Thank you for reading my post. I'm looking for opinions on my problem with damp detailed below?
I live in a small semi-detached Victorian terrace (about 120 years old).
We 100% have an issue with damp on the wall in our living room at the front of the house (we have seen mold on the inside at the bottom of the wall above the skirting).
I've had three people come over and two of them have said the problem is the damaged strip of concrete plinth around the outside of the two external walls - one person said this is contributing to a problem with rising damp. To fix it they have suggested injecting the wall with some sort of damp-proof cream, mending some of the pointing in the brickwork at the front of the house, and then rebuilding the plinth. They used a Protimeter to take some readings on the wall.
I then had one guy over who basically said that all of the above is BS! He didn't use the same meter as the other two and instead had a thermal imaging camera. He said that the problem with damp is in the brickwork itself. He has suggested fixing any damaged pointing and then applying a product called ProPerla to the outside of the house that will prevent any moisture from getting into the brickwork whilst allowing the current moisture in the brickwork to breathe out over 2 to 3 months.
I've attached some images i've taken.
I'm getting a few more quotes in to see what they all say and compare costs but as I said just interested in people's opinions on the problem and whether the advice I have had sounds legit.......im leaning towards the solution using ProPerla.
Hi ljrc, I would suggest that your problems are due to the presence of the plinth which has been fitted against the lower courses of bricks. There is probably a slate DPC in the wall and the plinth is bridging this, causing rising/penetrating damp. I suggest you cut back the block patio and remove the plinth so the lower bricks can dry out. Regards S
Thank you for the reply. Yes what you say is what i've now established after speaking to several people.
I had a chat with a family friend in the building trade and this was his take on it.
The rendered plinth has breached the DPC. If you look at the bottom left of the picture 'A. Front of property_1' you can see the height of the original rendered plinth (roughly 150mm). The remainder of the plinth is higher, and above the slate DPC which sits at around the 150mm.

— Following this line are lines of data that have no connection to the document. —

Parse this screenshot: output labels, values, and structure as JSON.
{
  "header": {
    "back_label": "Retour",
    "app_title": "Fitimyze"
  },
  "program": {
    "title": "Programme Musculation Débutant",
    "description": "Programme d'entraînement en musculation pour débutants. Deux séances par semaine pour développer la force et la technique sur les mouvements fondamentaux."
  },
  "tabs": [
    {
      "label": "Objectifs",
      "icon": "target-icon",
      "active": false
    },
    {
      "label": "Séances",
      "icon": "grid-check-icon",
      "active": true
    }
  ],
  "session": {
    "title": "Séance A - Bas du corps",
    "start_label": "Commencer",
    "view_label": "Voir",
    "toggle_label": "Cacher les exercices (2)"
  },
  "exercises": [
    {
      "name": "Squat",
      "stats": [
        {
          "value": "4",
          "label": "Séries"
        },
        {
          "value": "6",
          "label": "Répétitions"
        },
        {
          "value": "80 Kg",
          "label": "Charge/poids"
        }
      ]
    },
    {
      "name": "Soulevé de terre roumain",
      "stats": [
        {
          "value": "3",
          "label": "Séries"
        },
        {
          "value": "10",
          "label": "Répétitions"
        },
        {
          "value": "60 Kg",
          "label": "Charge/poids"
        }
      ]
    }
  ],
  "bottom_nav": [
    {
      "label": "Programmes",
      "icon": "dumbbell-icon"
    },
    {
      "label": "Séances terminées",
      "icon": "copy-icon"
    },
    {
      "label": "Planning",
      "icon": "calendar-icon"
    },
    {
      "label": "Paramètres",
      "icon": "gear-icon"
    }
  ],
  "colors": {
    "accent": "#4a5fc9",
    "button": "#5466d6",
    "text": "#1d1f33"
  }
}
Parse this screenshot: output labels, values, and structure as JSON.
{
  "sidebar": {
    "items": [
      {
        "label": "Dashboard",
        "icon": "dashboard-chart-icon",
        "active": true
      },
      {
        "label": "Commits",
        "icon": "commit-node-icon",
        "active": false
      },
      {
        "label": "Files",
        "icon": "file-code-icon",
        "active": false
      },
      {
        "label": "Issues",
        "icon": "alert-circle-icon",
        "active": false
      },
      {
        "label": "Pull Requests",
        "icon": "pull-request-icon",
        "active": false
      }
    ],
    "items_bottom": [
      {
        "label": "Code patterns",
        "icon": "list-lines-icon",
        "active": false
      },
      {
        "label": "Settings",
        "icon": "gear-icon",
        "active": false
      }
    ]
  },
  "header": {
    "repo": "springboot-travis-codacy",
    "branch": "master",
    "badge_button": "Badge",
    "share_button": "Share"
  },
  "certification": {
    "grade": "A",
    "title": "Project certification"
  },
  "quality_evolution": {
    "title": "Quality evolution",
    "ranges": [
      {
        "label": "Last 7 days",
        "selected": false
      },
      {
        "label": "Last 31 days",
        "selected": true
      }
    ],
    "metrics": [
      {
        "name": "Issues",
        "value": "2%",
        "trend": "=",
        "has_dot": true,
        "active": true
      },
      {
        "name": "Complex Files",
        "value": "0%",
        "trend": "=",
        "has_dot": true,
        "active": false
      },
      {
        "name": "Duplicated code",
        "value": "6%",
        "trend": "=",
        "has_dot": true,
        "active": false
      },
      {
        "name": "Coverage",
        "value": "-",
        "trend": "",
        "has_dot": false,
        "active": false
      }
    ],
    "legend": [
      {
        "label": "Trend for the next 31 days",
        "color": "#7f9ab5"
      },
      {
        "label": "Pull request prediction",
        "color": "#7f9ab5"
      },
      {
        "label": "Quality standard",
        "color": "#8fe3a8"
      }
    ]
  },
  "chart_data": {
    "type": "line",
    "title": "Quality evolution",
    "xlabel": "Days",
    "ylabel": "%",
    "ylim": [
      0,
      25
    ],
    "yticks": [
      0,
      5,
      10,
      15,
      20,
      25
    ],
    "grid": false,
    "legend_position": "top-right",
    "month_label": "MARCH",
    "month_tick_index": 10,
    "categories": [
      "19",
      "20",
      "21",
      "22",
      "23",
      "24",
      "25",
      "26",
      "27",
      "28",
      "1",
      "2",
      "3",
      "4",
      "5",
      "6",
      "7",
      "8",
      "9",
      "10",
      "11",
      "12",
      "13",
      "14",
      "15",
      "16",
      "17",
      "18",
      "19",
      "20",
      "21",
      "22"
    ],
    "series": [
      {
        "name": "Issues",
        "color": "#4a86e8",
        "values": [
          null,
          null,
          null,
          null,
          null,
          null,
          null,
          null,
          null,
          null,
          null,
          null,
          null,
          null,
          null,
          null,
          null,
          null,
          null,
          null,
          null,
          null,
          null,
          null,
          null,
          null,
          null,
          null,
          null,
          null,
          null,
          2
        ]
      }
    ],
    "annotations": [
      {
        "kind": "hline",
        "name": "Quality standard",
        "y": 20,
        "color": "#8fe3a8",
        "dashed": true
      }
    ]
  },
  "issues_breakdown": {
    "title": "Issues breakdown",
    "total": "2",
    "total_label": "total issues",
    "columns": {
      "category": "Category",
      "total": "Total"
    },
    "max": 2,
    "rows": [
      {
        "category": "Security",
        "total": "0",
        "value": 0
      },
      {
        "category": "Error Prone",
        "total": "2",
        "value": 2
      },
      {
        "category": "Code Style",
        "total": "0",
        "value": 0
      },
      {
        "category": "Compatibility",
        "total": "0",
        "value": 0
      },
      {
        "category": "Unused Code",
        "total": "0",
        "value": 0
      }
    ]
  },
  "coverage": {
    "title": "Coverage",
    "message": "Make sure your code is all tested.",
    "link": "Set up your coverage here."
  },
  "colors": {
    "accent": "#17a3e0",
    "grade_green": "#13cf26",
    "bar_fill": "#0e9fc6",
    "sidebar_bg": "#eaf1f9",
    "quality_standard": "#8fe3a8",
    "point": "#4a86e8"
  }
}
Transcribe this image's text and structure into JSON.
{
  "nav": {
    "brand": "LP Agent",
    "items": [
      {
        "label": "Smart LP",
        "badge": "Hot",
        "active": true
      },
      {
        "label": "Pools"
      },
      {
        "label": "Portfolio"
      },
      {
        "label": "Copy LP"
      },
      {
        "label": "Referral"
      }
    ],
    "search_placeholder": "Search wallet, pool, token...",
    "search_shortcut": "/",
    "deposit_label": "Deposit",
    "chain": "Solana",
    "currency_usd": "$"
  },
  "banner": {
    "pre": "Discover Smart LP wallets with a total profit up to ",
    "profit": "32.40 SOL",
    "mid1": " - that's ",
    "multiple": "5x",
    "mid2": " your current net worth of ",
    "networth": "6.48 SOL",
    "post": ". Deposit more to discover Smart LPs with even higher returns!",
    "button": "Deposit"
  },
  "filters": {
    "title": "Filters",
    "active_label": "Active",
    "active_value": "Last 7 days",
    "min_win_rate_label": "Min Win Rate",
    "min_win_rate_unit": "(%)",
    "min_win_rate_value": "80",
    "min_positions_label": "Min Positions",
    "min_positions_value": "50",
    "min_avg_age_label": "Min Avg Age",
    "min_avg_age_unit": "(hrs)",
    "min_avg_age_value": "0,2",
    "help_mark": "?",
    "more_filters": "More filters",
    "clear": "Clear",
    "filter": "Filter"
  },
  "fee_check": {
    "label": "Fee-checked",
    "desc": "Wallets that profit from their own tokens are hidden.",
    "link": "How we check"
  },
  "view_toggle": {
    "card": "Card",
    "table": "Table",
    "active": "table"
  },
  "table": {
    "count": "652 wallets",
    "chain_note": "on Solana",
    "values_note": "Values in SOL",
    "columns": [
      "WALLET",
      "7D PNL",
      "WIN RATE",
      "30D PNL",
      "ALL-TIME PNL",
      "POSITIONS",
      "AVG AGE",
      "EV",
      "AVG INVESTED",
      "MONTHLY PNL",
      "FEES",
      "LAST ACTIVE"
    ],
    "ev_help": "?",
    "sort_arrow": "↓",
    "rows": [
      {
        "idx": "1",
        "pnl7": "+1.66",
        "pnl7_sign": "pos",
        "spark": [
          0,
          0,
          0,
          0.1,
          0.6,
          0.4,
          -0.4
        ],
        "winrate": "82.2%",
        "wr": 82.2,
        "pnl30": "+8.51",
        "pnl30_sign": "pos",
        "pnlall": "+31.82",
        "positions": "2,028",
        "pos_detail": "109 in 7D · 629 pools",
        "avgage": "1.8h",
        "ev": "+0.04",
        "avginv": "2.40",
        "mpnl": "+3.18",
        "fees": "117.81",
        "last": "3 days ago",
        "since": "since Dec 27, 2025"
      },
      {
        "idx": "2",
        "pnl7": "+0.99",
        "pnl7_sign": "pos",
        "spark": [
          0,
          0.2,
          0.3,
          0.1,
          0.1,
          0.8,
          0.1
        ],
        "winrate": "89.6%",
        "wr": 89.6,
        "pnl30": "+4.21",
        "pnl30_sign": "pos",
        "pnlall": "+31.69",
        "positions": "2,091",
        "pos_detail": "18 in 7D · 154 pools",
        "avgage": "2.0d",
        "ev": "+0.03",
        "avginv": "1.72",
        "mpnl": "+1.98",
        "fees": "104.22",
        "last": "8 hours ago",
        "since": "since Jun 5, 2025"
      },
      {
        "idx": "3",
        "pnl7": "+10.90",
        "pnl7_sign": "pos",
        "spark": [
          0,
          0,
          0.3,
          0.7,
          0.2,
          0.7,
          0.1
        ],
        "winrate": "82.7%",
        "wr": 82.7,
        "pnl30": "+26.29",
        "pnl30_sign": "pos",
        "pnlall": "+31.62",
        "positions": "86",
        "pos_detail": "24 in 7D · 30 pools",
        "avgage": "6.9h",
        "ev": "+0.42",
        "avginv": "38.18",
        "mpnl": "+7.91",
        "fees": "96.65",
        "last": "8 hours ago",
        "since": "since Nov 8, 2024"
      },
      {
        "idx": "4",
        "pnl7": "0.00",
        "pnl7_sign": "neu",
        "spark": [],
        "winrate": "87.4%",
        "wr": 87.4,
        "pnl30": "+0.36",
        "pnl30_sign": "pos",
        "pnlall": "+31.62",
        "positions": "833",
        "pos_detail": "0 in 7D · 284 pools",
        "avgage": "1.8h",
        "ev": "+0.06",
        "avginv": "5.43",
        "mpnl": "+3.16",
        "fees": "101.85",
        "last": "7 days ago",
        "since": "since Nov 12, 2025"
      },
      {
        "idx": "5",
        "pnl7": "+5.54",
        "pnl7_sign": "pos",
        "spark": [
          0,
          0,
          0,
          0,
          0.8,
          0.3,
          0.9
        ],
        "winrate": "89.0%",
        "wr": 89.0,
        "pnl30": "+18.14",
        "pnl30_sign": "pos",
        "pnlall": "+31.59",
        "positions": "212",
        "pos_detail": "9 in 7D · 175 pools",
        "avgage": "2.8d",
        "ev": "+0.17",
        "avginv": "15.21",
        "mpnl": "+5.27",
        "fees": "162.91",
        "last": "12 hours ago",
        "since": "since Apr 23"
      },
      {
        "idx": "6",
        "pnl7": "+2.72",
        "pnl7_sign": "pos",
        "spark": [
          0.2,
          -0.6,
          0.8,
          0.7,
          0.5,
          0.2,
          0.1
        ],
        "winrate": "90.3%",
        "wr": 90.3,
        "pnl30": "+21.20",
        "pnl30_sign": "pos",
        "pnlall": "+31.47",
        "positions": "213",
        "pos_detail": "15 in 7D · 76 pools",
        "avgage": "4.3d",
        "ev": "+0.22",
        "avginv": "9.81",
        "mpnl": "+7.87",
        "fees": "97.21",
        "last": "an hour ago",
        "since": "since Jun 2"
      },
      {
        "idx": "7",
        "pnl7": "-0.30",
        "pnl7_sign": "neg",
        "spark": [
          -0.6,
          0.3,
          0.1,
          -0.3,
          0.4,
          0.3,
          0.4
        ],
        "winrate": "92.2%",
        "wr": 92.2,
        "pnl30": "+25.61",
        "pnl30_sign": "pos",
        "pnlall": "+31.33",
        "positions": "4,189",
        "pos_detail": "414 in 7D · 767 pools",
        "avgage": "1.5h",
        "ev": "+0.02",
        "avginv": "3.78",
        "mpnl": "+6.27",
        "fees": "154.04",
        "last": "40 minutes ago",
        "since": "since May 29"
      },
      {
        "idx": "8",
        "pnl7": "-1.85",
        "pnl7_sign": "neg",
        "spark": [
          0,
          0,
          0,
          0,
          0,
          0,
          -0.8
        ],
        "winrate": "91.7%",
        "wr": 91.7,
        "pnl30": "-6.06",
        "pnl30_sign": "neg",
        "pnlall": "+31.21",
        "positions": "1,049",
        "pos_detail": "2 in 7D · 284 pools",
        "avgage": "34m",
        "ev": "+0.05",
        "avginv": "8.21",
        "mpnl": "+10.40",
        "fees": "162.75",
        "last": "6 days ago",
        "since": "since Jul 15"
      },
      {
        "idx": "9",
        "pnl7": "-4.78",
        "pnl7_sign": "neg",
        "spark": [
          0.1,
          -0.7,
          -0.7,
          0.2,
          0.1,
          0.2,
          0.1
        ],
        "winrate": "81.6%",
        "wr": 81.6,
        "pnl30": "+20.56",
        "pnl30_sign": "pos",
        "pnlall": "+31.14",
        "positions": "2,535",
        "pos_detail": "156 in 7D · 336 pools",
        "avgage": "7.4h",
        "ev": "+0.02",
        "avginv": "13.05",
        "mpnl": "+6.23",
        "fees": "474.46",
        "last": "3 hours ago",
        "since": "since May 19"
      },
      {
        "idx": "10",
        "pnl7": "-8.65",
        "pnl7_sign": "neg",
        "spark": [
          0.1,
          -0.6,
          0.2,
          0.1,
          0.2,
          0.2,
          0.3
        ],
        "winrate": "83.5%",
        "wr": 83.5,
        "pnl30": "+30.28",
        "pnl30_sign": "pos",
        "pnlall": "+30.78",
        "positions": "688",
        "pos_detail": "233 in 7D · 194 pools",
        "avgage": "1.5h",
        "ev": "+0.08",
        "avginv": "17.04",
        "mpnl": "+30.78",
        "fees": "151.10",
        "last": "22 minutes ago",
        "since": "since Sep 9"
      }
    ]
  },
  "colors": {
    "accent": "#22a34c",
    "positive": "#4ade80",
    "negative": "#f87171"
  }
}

He also highlighted that the third air brick on the right hand side is higher than the other two air bricks and is breaching the DPC as well. He suggests replacing the third air brick so that it aligns with the other two and sits below the 150mm DPC and hacking off the plinth and replacing it with a new plinth at 150mm OR installing a tall plinth up to the window sill for aesthetic reasons in order to cover the dark brickwork on the left and right to the front of the property (using a stop bead where the DPC is so that the new plinth does not breach it).
He also recommends removing the last row of bricks from the driveway as ideally this should not but-up to the plinth since rain water will be currently splashing back onto the plinth, the brickwork and over/inside the air bricks. In place of this last row of bricks he suggests laying pebbles so that rain water cannot splash up when it hits the ground.
The consideration now is whether I could give this all a go myself. One person has recommended injecting a chemical DPC which I think is sensible since the original DPC is breached and very old and so I think it might be permanently compromised. I THINK I could do this but its the rendering that I think I might really struggle with.....
Hi ljrc, Do not leave the “plinth” in place - remove it completely. Once the row of pavers next to the plinth have been removed you will then have a trench next to the wall with its bottom some 100mm lower than the drive level. Leave it like this until mid next summer and depending on the amount of drying out that takes place you could then consider injecting a DPC. Bear in mind that with the age of your property it’s probably lime mortar and drilling into the bricks may be counter productive. Regards S
DIY how to tutorial projects and guides - Did you know we have a DIY Projects section? Well, if no, then we certainly do! Within this area of our site have literally hundreds of how-to guides and tutorials that cover a huge range of home improvement tasks. Each page also comes with pictures and a video to make completing those jobs even easier!